▶ Data extracted from a collection:

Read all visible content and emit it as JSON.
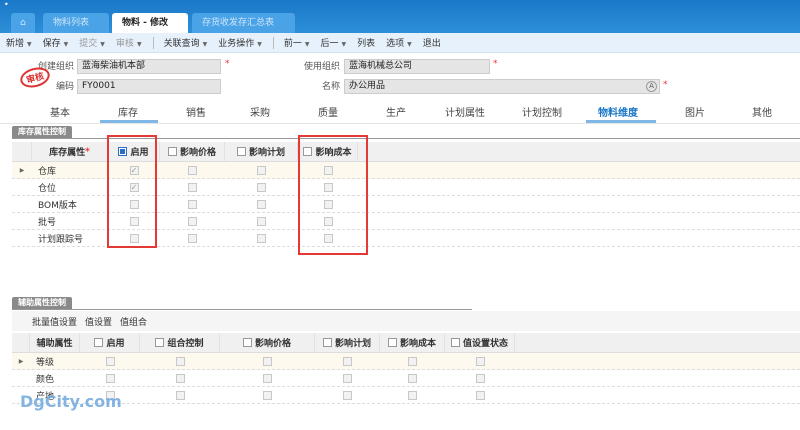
{
  "tabs": [
    {
      "label": "物料列表"
    },
    {
      "label": "物料 - 修改"
    },
    {
      "label": "存货收发存汇总表"
    }
  ],
  "toolbar": [
    "新增",
    "保存",
    "提交",
    "审核",
    "关联查询",
    "业务操作",
    "前一",
    "后一",
    "列表",
    "选项",
    "退出"
  ],
  "form": {
    "create_org_label": "创建组织",
    "create_org": "蓝海柴油机本部",
    "code_label": "编码",
    "code": "FY0001",
    "use_org_label": "使用组织",
    "use_org": "蓝海机械总公司",
    "name_label": "名称",
    "name": "办公用品",
    "stamp": "审核"
  },
  "form_tabs": [
    "基本",
    "库存",
    "销售",
    "采购",
    "质量",
    "生产",
    "计划属性",
    "计划控制",
    "物料维度",
    "图片",
    "其他"
  ],
  "active_form_tab": "物料维度",
  "stock": {
    "title": "库存属性控制",
    "headers": [
      "库存属性",
      "启用",
      "影响价格",
      "影响计划",
      "影响成本"
    ],
    "rows": [
      {
        "name": "仓库",
        "enabled": true
      },
      {
        "name": "仓位",
        "enabled": true
      },
      {
        "name": "BOM版本",
        "enabled": false
      },
      {
        "name": "批号",
        "enabled": false
      },
      {
        "name": "计划跟踪号",
        "enabled": false
      }
    ]
  },
  "aux": {
    "title": "辅助属性控制",
    "actions": [
      "批量值设置",
      "值设置",
      "值组合"
    ],
    "headers": [
      "辅助属性",
      "启用",
      "组合控制",
      "影响价格",
      "影响计划",
      "影响成本",
      "值设置状态"
    ],
    "rows": [
      "等级",
      "颜色",
      "产地"
    ]
  },
  "watermark": "DgCity.com",
  "colors": {
    "accent": "#1a78c8",
    "highlight": "#e53935"
  }
}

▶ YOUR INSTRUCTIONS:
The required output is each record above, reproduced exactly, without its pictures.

▶ PROBLEM SOLUTION:
Read all visible content and emit it as JSON.
{
  "tabs": [
    {
      "label": "物料列表"
    },
    {
      "label": "物料 - 修改"
    },
    {
      "label": "存货收发存汇总表"
    }
  ],
  "toolbar": [
    "新增",
    "保存",
    "提交",
    "审核",
    "关联查询",
    "业务操作",
    "前一",
    "后一",
    "列表",
    "选项",
    "退出"
  ],
  "form": {
    "create_org_label": "创建组织",
    "create_org": "蓝海柴油机本部",
    "code_label": "编码",
    "code": "FY0001",
    "use_org_label": "使用组织",
    "use_org": "蓝海机械总公司",
    "name_label": "名称",
    "name": "办公用品",
    "stamp": "审核"
  },
  "form_tabs": [
    "基本",
    "库存",
    "销售",
    "采购",
    "质量",
    "生产",
    "计划属性",
    "计划控制",
    "物料维度",
    "图片",
    "其他"
  ],
  "active_form_tab": "物料维度",
  "stock": {
    "title": "库存属性控制",
    "headers": [
      "库存属性",
      "启用",
      "影响价格",
      "影响计划",
      "影响成本"
    ],
    "rows": [
      {
        "name": "仓库",
        "enabled": true
      },
      {
        "name": "仓位",
        "enabled": true
      },
      {
        "name": "BOM版本",
        "enabled": false
      },
      {
        "name": "批号",
        "enabled": false
      },
      {
        "name": "计划跟踪号",
        "enabled": false
      }
    ]
  },
  "aux": {
    "title": "辅助属性控制",
    "actions": [
      "批量值设置",
      "值设置",
      "值组合"
    ],
    "headers": [
      "辅助属性",
      "启用",
      "组合控制",
      "影响价格",
      "影响计划",
      "影响成本",
      "值设置状态"
    ],
    "rows": [
      "等级",
      "颜色",
      "产地"
    ]
  },
  "watermark": "DgCity.com",
  "colors": {
    "accent": "#1a78c8",
    "highlight": "#e53935"
  }
}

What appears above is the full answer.